Because the number of incorrect ideas one can have is infinite, and the number of correct ideas is vastly smaller (though still very large) it’s irritating when someone insists on trying to perpetuate wrong ideas; they are wasting everyone’s time. They still have the right to waste their own time, but it’s quite reasonable to ask them not to perpetuate time-wasting bad ideas.
I like to ask the faithful who take that line of argument if they would mind a lot if i attended their worship services and constantly offered a fountain of wrong ideas as fast as I could invent them (“jesus was from mars”. “No wait jesus was time-travelling elvis!”) eventually they are going to get tired of me wasting their time and ask me to go away and stop trying to “help” them understand. That is how those of us who live in the reality-based world feel about the ideas of the faithful – they’re wasting everyone’s time and if they want to live in a consistent and interesting fantasy world they should try World Of Warcraft or something that’s at least well-crafted fiction.
And I did understand the metaphors he was using, but I think analogies is a better word.
The “wish on a star” is an analogy for ‘praying’.
And ‘he runs like a deer’ is an analogy.
saying ‘he is a deer’ is a metaphor or ‘Obama is satan’ is a metaphor.
“‘Obama is satan’ is a metaphor.”
Sadly, I’m not convinced that the people who tend to make that claim actually think it’s a metaphor.

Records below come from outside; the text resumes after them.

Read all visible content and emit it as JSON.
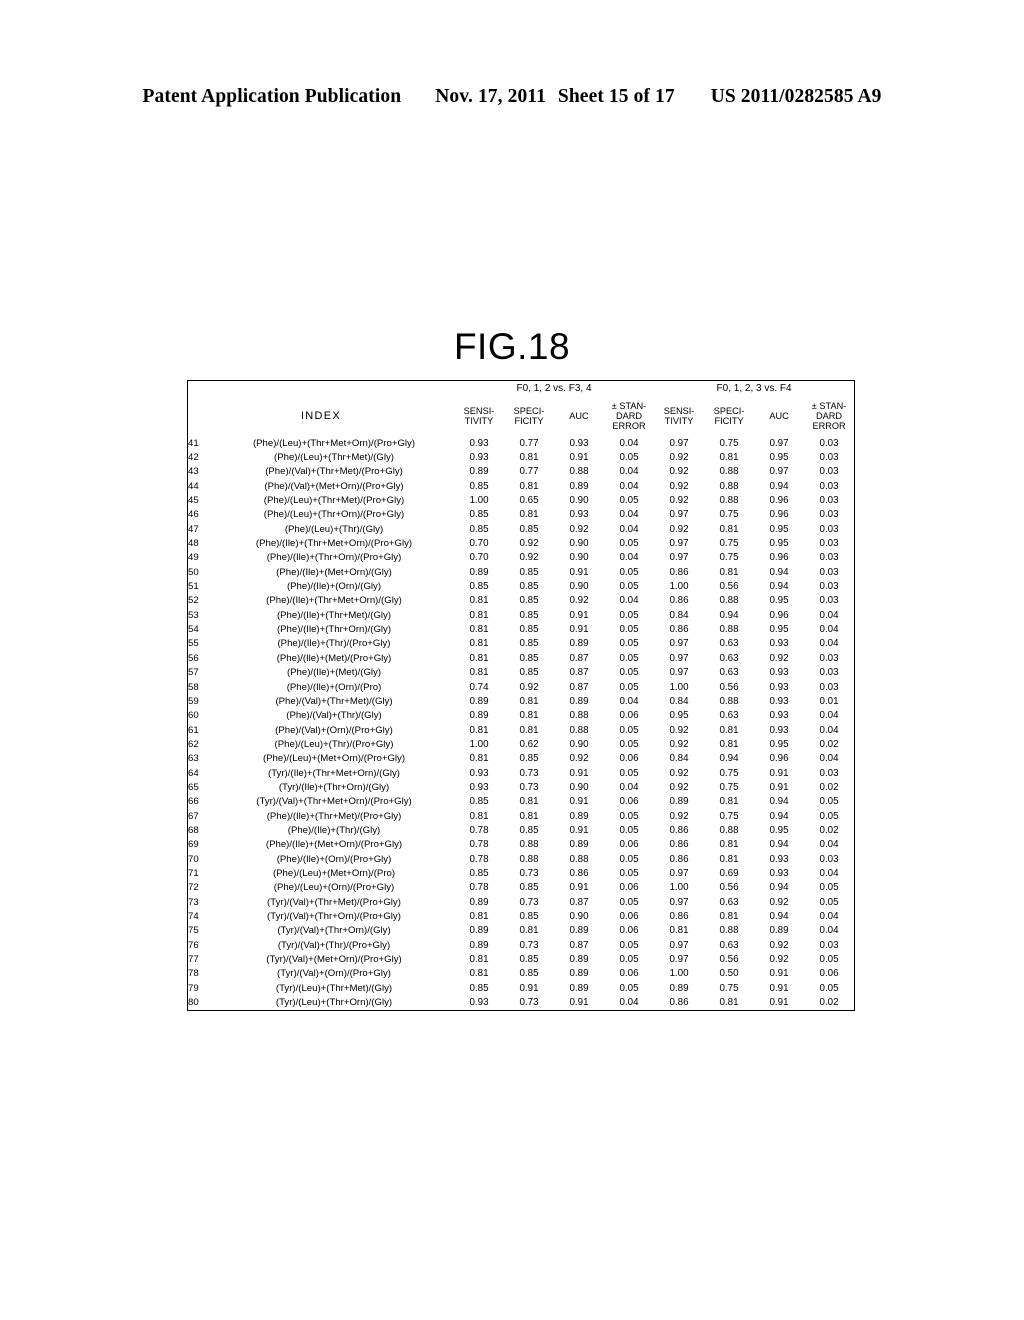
{
  "header": {
    "publication": "Patent Application Publication",
    "date": "Nov. 17, 2011",
    "sheet": "Sheet 15 of 17",
    "number": "US 2011/0282585 A9"
  },
  "figure": {
    "title": "FIG.18"
  },
  "table": {
    "index_header": "INDEX",
    "group_headers": [
      "F0, 1, 2 vs. F3, 4",
      "F0, 1, 2, 3 vs. F4"
    ],
    "metric_headers": [
      "SENSI-\nTIVITY",
      "SPECI-\nFICITY",
      "AUC",
      "± STAN-\nDARD\nERROR"
    ],
    "metric_headers_lines": {
      "sensitivity": [
        "SENSI-",
        "TIVITY"
      ],
      "specificity": [
        "SPECI-",
        "FICITY"
      ],
      "auc": [
        "AUC"
      ],
      "stderr": [
        "± STAN-",
        "DARD",
        "ERROR"
      ]
    },
    "rows": [
      {
        "idx": "41",
        "name": "(Phe)/(Leu)+(Thr+Met+Orn)/(Pro+Gly)",
        "g1": [
          "0.93",
          "0.77",
          "0.93",
          "0.04"
        ],
        "g2": [
          "0.97",
          "0.75",
          "0.97",
          "0.03"
        ]
      },
      {
        "idx": "42",
        "name": "(Phe)/(Leu)+(Thr+Met)/(Gly)",
        "g1": [
          "0.93",
          "0.81",
          "0.91",
          "0.05"
        ],
        "g2": [
          "0.92",
          "0.81",
          "0.95",
          "0.03"
        ]
      },
      {
        "idx": "43",
        "name": "(Phe)/(Val)+(Thr+Met)/(Pro+Gly)",
        "g1": [
          "0.89",
          "0.77",
          "0.88",
          "0.04"
        ],
        "g2": [
          "0.92",
          "0.88",
          "0.97",
          "0.03"
        ]
      },
      {
        "idx": "44",
        "name": "(Phe)/(Val)+(Met+Orn)/(Pro+Gly)",
        "g1": [
          "0.85",
          "0.81",
          "0.89",
          "0.04"
        ],
        "g2": [
          "0.92",
          "0.88",
          "0.94",
          "0.03"
        ]
      },
      {
        "idx": "45",
        "name": "(Phe)/(Leu)+(Thr+Met)/(Pro+Gly)",
        "g1": [
          "1.00",
          "0.65",
          "0.90",
          "0.05"
        ],
        "g2": [
          "0.92",
          "0.88",
          "0.96",
          "0.03"
        ]
      },
      {
        "idx": "46",
        "name": "(Phe)/(Leu)+(Thr+Orn)/(Pro+Gly)",
        "g1": [
          "0.85",
          "0.81",
          "0.93",
          "0.04"
        ],
        "g2": [
          "0.97",
          "0.75",
          "0.96",
          "0.03"
        ]
      },
      {
        "idx": "47",
        "name": "(Phe)/(Leu)+(Thr)/(Gly)",
        "g1": [
          "0.85",
          "0.85",
          "0.92",
          "0.04"
        ],
        "g2": [
          "0.92",
          "0.81",
          "0.95",
          "0.03"
        ]
      },
      {
        "idx": "48",
        "name": "(Phe)/(Ile)+(Thr+Met+Orn)/(Pro+Gly)",
        "g1": [
          "0.70",
          "0.92",
          "0.90",
          "0.05"
        ],
        "g2": [
          "0.97",
          "0.75",
          "0.95",
          "0.03"
        ]
      },
      {
        "idx": "49",
        "name": "(Phe)/(Ile)+(Thr+Orn)/(Pro+Gly)",
        "g1": [
          "0.70",
          "0.92",
          "0.90",
          "0.04"
        ],
        "g2": [
          "0.97",
          "0.75",
          "0.96",
          "0.03"
        ]
      },
      {
        "idx": "50",
        "name": "(Phe)/(Ile)+(Met+Orn)/(Gly)",
        "g1": [
          "0.89",
          "0.85",
          "0.91",
          "0.05"
        ],
        "g2": [
          "0.86",
          "0.81",
          "0.94",
          "0.03"
        ]
      },
      {
        "idx": "51",
        "name": "(Phe)/(Ile)+(Orn)/(Gly)",
        "g1": [
          "0.85",
          "0.85",
          "0.90",
          "0.05"
        ],
        "g2": [
          "1.00",
          "0.56",
          "0.94",
          "0.03"
        ]
      },
      {
        "idx": "52",
        "name": "(Phe)/(Ile)+(Thr+Met+Orn)/(Gly)",
        "g1": [
          "0.81",
          "0.85",
          "0.92",
          "0.04"
        ],
        "g2": [
          "0.86",
          "0.88",
          "0.95",
          "0.03"
        ]
      },
      {
        "idx": "53",
        "name": "(Phe)/(Ile)+(Thr+Met)/(Gly)",
        "g1": [
          "0.81",
          "0.85",
          "0.91",
          "0.05"
        ],
        "g2": [
          "0.84",
          "0.94",
          "0.96",
          "0.04"
        ]
      },
      {
        "idx": "54",
        "name": "(Phe)/(Ile)+(Thr+Orn)/(Gly)",
        "g1": [
          "0.81",
          "0.85",
          "0.91",
          "0.05"
        ],
        "g2": [
          "0.86",
          "0.88",
          "0.95",
          "0.04"
        ]
      },
      {
        "idx": "55",
        "name": "(Phe)/(Ile)+(Thr)/(Pro+Gly)",
        "g1": [
          "0.81",
          "0.85",
          "0.89",
          "0.05"
        ],
        "g2": [
          "0.97",
          "0.63",
          "0.93",
          "0.04"
        ]
      },
      {
        "idx": "56",
        "name": "(Phe)/(Ile)+(Met)/(Pro+Gly)",
        "g1": [
          "0.81",
          "0.85",
          "0.87",
          "0.05"
        ],
        "g2": [
          "0.97",
          "0.63",
          "0.92",
          "0.03"
        ]
      },
      {
        "idx": "57",
        "name": "(Phe)/(Ile)+(Met)/(Gly)",
        "g1": [
          "0.81",
          "0.85",
          "0.87",
          "0.05"
        ],
        "g2": [
          "0.97",
          "0.63",
          "0.93",
          "0.03"
        ]
      },
      {
        "idx": "58",
        "name": "(Phe)/(Ile)+(Orn)/(Pro)",
        "g1": [
          "0.74",
          "0.92",
          "0.87",
          "0.05"
        ],
        "g2": [
          "1.00",
          "0.56",
          "0.93",
          "0.03"
        ]
      },
      {
        "idx": "59",
        "name": "(Phe)/(Val)+(Thr+Met)/(Gly)",
        "g1": [
          "0.89",
          "0.81",
          "0.89",
          "0.04"
        ],
        "g2": [
          "0.84",
          "0.88",
          "0.93",
          "0.01"
        ]
      },
      {
        "idx": "60",
        "name": "(Phe)/(Val)+(Thr)/(Gly)",
        "g1": [
          "0.89",
          "0.81",
          "0.88",
          "0.06"
        ],
        "g2": [
          "0.95",
          "0.63",
          "0.93",
          "0.04"
        ]
      },
      {
        "idx": "61",
        "name": "(Phe)/(Val)+(Orn)/(Pro+Gly)",
        "g1": [
          "0.81",
          "0.81",
          "0.88",
          "0.05"
        ],
        "g2": [
          "0.92",
          "0.81",
          "0.93",
          "0.04"
        ]
      },
      {
        "idx": "62",
        "name": "(Phe)/(Leu)+(Thr)/(Pro+Gly)",
        "g1": [
          "1.00",
          "0.62",
          "0.90",
          "0.05"
        ],
        "g2": [
          "0.92",
          "0.81",
          "0.95",
          "0.02"
        ]
      },
      {
        "idx": "63",
        "name": "(Phe)/(Leu)+(Met+Orn)/(Pro+Gly)",
        "g1": [
          "0.81",
          "0.85",
          "0.92",
          "0.06"
        ],
        "g2": [
          "0.84",
          "0.94",
          "0.96",
          "0.04"
        ]
      },
      {
        "idx": "64",
        "name": "(Tyr)/(Ile)+(Thr+Met+Orn)/(Gly)",
        "g1": [
          "0.93",
          "0.73",
          "0.91",
          "0.05"
        ],
        "g2": [
          "0.92",
          "0.75",
          "0.91",
          "0.03"
        ]
      },
      {
        "idx": "65",
        "name": "(Tyr)/(Ile)+(Thr+Orn)/(Gly)",
        "g1": [
          "0.93",
          "0.73",
          "0.90",
          "0.04"
        ],
        "g2": [
          "0.92",
          "0.75",
          "0.91",
          "0.02"
        ]
      },
      {
        "idx": "66",
        "name": "(Tyr)/(Val)+(Thr+Met+Orn)/(Pro+Gly)",
        "g1": [
          "0.85",
          "0.81",
          "0.91",
          "0.06"
        ],
        "g2": [
          "0.89",
          "0.81",
          "0.94",
          "0.05"
        ]
      },
      {
        "idx": "67",
        "name": "(Phe)/(Ile)+(Thr+Met)/(Pro+Gly)",
        "g1": [
          "0.81",
          "0.81",
          "0.89",
          "0.05"
        ],
        "g2": [
          "0.92",
          "0.75",
          "0.94",
          "0.05"
        ]
      },
      {
        "idx": "68",
        "name": "(Phe)/(Ile)+(Thr)/(Gly)",
        "g1": [
          "0.78",
          "0.85",
          "0.91",
          "0.05"
        ],
        "g2": [
          "0.86",
          "0.88",
          "0.95",
          "0.02"
        ]
      },
      {
        "idx": "69",
        "name": "(Phe)/(Ile)+(Met+Orn)/(Pro+Gly)",
        "g1": [
          "0.78",
          "0.88",
          "0.89",
          "0.06"
        ],
        "g2": [
          "0.86",
          "0.81",
          "0.94",
          "0.04"
        ]
      },
      {
        "idx": "70",
        "name": "(Phe)/(Ile)+(Orn)/(Pro+Gly)",
        "g1": [
          "0.78",
          "0.88",
          "0.88",
          "0.05"
        ],
        "g2": [
          "0.86",
          "0.81",
          "0.93",
          "0.03"
        ]
      },
      {
        "idx": "71",
        "name": "(Phe)/(Leu)+(Met+Orn)/(Pro)",
        "g1": [
          "0.85",
          "0.73",
          "0.86",
          "0.05"
        ],
        "g2": [
          "0.97",
          "0.69",
          "0.93",
          "0.04"
        ]
      },
      {
        "idx": "72",
        "name": "(Phe)/(Leu)+(Orn)/(Pro+Gly)",
        "g1": [
          "0.78",
          "0.85",
          "0.91",
          "0.06"
        ],
        "g2": [
          "1.00",
          "0.56",
          "0.94",
          "0.05"
        ]
      },
      {
        "idx": "73",
        "name": "(Tyr)/(Val)+(Thr+Met)/(Pro+Gly)",
        "g1": [
          "0.89",
          "0.73",
          "0.87",
          "0.05"
        ],
        "g2": [
          "0.97",
          "0.63",
          "0.92",
          "0.05"
        ]
      },
      {
        "idx": "74",
        "name": "(Tyr)/(Val)+(Thr+Orn)/(Pro+Gly)",
        "g1": [
          "0.81",
          "0.85",
          "0.90",
          "0.06"
        ],
        "g2": [
          "0.86",
          "0.81",
          "0.94",
          "0.04"
        ]
      },
      {
        "idx": "75",
        "name": "(Tyr)/(Val)+(Thr+Orn)/(Gly)",
        "g1": [
          "0.89",
          "0.81",
          "0.89",
          "0.06"
        ],
        "g2": [
          "0.81",
          "0.88",
          "0.89",
          "0.04"
        ]
      },
      {
        "idx": "76",
        "name": "(Tyr)/(Val)+(Thr)/(Pro+Gly)",
        "g1": [
          "0.89",
          "0.73",
          "0.87",
          "0.05"
        ],
        "g2": [
          "0.97",
          "0.63",
          "0.92",
          "0.03"
        ]
      },
      {
        "idx": "77",
        "name": "(Tyr)/(Val)+(Met+Orn)/(Pro+Gly)",
        "g1": [
          "0.81",
          "0.85",
          "0.89",
          "0.05"
        ],
        "g2": [
          "0.97",
          "0.56",
          "0.92",
          "0.05"
        ]
      },
      {
        "idx": "78",
        "name": "(Tyr)/(Val)+(Orn)/(Pro+Gly)",
        "g1": [
          "0.81",
          "0.85",
          "0.89",
          "0.06"
        ],
        "g2": [
          "1.00",
          "0.50",
          "0.91",
          "0.06"
        ]
      },
      {
        "idx": "79",
        "name": "(Tyr)/(Leu)+(Thr+Met)/(Gly)",
        "g1": [
          "0.85",
          "0.91",
          "0.89",
          "0.05"
        ],
        "g2": [
          "0.89",
          "0.75",
          "0.91",
          "0.05"
        ]
      },
      {
        "idx": "80",
        "name": "(Tyr)/(Leu)+(Thr+Orn)/(Gly)",
        "g1": [
          "0.93",
          "0.73",
          "0.91",
          "0.04"
        ],
        "g2": [
          "0.86",
          "0.81",
          "0.91",
          "0.02"
        ]
      }
    ]
  }
}
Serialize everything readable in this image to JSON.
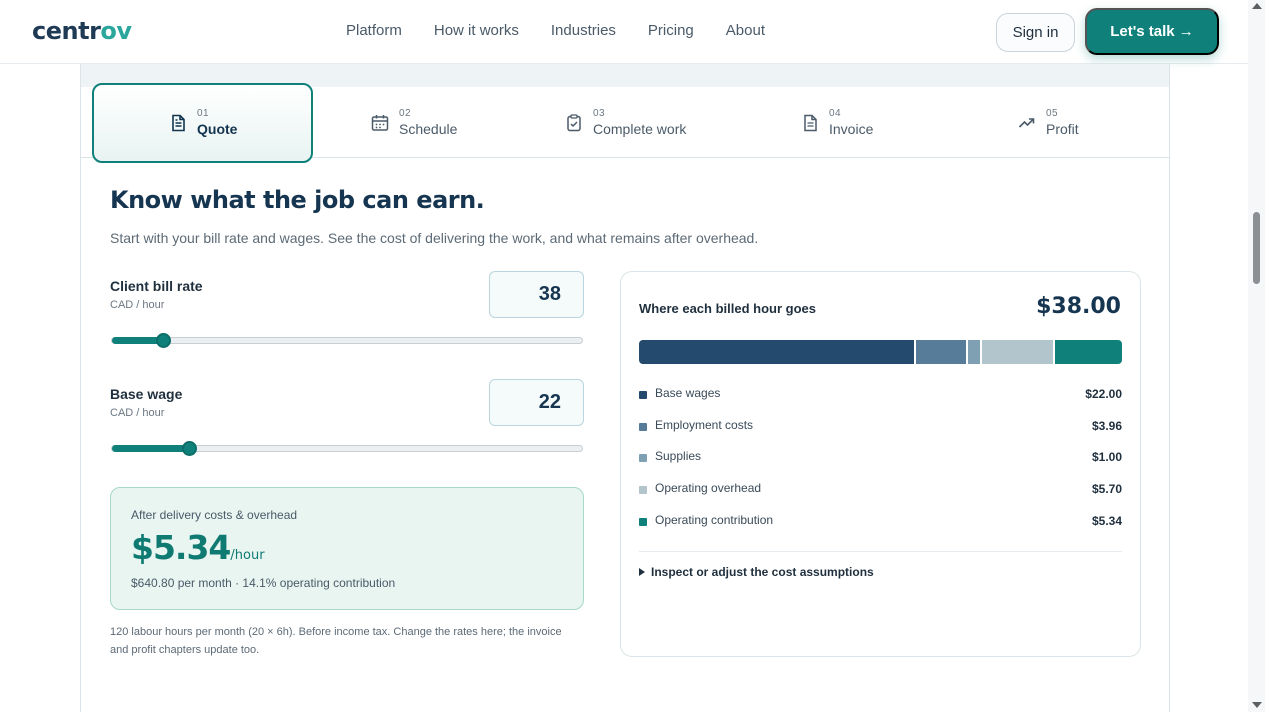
{
  "navbar": {
    "logo_main": "centr",
    "logo_accent": "ov",
    "links": [
      "Platform",
      "How it works",
      "Industries",
      "Pricing",
      "About"
    ],
    "signin_label": "Sign in",
    "cta_label": "Let's talk →"
  },
  "tabs": [
    {
      "num": "01",
      "label": "Quote",
      "icon": "document-icon",
      "active": true
    },
    {
      "num": "02",
      "label": "Schedule",
      "icon": "calendar-icon",
      "active": false
    },
    {
      "num": "03",
      "label": "Complete work",
      "icon": "clipboard-check-icon",
      "active": false
    },
    {
      "num": "04",
      "label": "Invoice",
      "icon": "invoice-icon",
      "active": false
    },
    {
      "num": "05",
      "label": "Profit",
      "icon": "trending-up-icon",
      "active": false
    }
  ],
  "content": {
    "heading": "Know what the job can earn.",
    "subtitle": "Start with your bill rate and wages. See the cost of delivering the work, and what remains after overhead."
  },
  "fields": {
    "bill_rate": {
      "label": "Client bill rate",
      "unit": "CAD / hour",
      "value": "38",
      "slider_fraction": 0.11
    },
    "base_wage": {
      "label": "Base wage",
      "unit": "CAD / hour",
      "value": "22",
      "slider_fraction": 0.165
    }
  },
  "earnings": {
    "caption": "After delivery costs & overhead",
    "value": "$5.34",
    "unit": "/hour",
    "note": "$640.80 per month · 14.1% operating contribution"
  },
  "footnote": "120 labour hours per month (20 × 6h). Before income tax. Change the rates here; the invoice and profit chapters update too.",
  "breakdown": {
    "title": "Where each billed hour goes",
    "total": "$38.00",
    "items": [
      {
        "name": "Base wages",
        "value": "$22.00",
        "amount": 22.0,
        "color": "#244a6e"
      },
      {
        "name": "Employment costs",
        "value": "$3.96",
        "amount": 3.96,
        "color": "#577c9a"
      },
      {
        "name": "Supplies",
        "value": "$1.00",
        "amount": 1.0,
        "color": "#7fa0b3"
      },
      {
        "name": "Operating overhead",
        "value": "$5.70",
        "amount": 5.7,
        "color": "#b3c5cc"
      },
      {
        "name": "Operating contribution",
        "value": "$5.34",
        "amount": 5.34,
        "color": "#0f817a"
      }
    ],
    "inspect_label": "Inspect or adjust the cost assumptions"
  },
  "colors": {
    "accent": "#0f817a",
    "navy": "#163550"
  }
}
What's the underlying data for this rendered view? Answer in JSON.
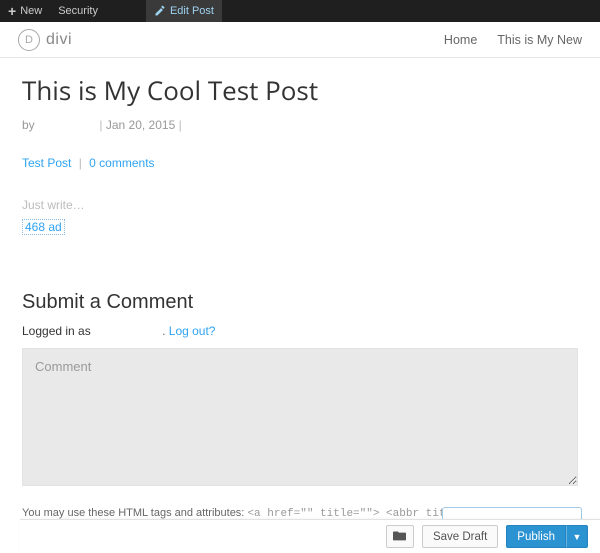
{
  "adminbar": {
    "new_label": "New",
    "security_label": "Security",
    "edit_label": "Edit Post"
  },
  "site": {
    "logo_letter": "D",
    "logo_text": "divi"
  },
  "nav": {
    "items": [
      "Home",
      "This is My New"
    ]
  },
  "post": {
    "title": "This is My Cool Test Post",
    "by_label": "by",
    "date": "Jan 20, 2015",
    "category": "Test Post",
    "comments_label": "0 comments",
    "body_placeholder": "Just write…",
    "ad468": "468 ad"
  },
  "comments": {
    "heading": "Submit a Comment",
    "loggedin_prefix": "Logged in as",
    "logout_label": "Log out?",
    "textarea_placeholder": "Comment",
    "allowed_prefix": "You may use these HTML tags and attributes:",
    "allowed_tags": "<a href=\"\" title=\"\"> <abbr title=\"\"> <acronym title=\"\"> <b> <blockquote cite=\"\"> <cite> <code> <del datetime=\"\"> <em> <i> <q cite=\"\"> <strike> <strong>"
  },
  "pubbar": {
    "savedraft": "Save Draft",
    "publish": "Publish",
    "caret": "▼"
  }
}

A lot of people believe that the anti-Christ is alive today and it’s a major public figure. They just can’t seem to decide which of 400 different people it is, so when in doubt, assume it’s all of them working together.
Let me translate from Christianese to straightforward English:
Well sir or maam, we atheists are generally humanists. We want to improve the human condition, and otherwise be good and decent human beings. Generally, we feel that truth is preferable to fiction. We feel that truth is rewarding for its own sake, and we feel that people can only reliably make good decisions and can only reliably make good policy when they have true beliefs. Thus, whenever we hear something said which is flagrantly false, we act to counter that, in order to promote truth, in order to better the human condition.
Sadly, we will not be accommodating in your request to let fiction-as-fact spread unabated. Letting ignorance spread breeds needless suffering, and that’s kind of completely against our entire moral and ethical system.
However, we atheists invite you and strongly encourage you to challenge all of our beliefs – and non-beliefs – in a way similar to how we challenge your beliefs. If you can show through good reason and evidence that we are wrong, we atheists will change our mind, and we will thank you for showing that we were wrong. (At least, ideally that’s how rational people should behave. Your experiences may differ because atheists are human too, but that is the ideal which we atheists are generally striving for.)
I don’t know. The guy’s got a point. I’m also mystified by the atheists and their nonstop evangelizing. And sending missionaries all over the world to entice, threaten, and cajole people out of their religious faith. And picketing movies they don’t like. And throwing fits when people aren’t sufficiently deferential to their lack of religious belief. And ignoring evidence and trying to enshrine superstition in the classroom. And demanding that religious people can’t be good citizens. And claiming that natural disasters are reasonable punishments for crimes against science. And turning their children into stealth agents for their unevidenced beliefs. And starting wars over their interpretations of experimental results.
If only those pushy atheists would let believers be!